The Fed is grappling with a dilemma: Inflation is rising much faster than it had projected earlier this year. And America’s increasingly vaccinated consumers are now comfortable venturing away from home to travel, go to restaurants and movie theaters and attend sporting events. Solid consumer spending is accelerating economic growth, and manufacturing and housing have significantly strengthened.

Yet hiring hasn’t picked up as much as expected. Monthly job growth has remained below the 1 million-a-month level that Powell had said in April he would like to see, though employers are clearly interested in hiring more, having posted a record number of available jobs.

Since December, the Fed has said it wants to see “substantial further progress” toward its goals of full employment and inflation modestly above 2% before it would begin tapering its bond purchases.

With inflation having spiked in the past two months, the Fed is under rising pressure to consider slowing those bond purchases. But with the unemployment rate at a relatively high 5.8% and the economy still 7.6 million jobs short of its pre-pandemic level, Powell and many other Fed policymakers have suggested in recent weeks that the economy is still far from achieving that progress.

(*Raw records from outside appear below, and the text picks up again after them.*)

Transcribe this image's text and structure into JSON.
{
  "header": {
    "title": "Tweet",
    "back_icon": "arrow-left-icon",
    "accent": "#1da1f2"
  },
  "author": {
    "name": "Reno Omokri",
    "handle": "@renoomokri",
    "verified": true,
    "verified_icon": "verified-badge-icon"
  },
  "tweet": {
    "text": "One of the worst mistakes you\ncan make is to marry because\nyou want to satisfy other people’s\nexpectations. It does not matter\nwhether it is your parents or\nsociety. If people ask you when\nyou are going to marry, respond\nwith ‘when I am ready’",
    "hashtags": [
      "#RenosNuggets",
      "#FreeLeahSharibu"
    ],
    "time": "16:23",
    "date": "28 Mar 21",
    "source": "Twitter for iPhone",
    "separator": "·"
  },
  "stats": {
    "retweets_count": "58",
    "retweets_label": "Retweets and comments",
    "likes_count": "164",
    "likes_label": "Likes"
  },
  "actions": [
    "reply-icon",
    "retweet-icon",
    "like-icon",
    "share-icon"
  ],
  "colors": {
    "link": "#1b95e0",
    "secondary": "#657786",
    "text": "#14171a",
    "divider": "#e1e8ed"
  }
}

Economists generally expect the Fed to continue discussing tapering its bond purchases and then — by late August or September — to outline specifically how and when it would begin. That would set the stage for a reduction in bond purchases to actually begin near the end of this year or in early 2022.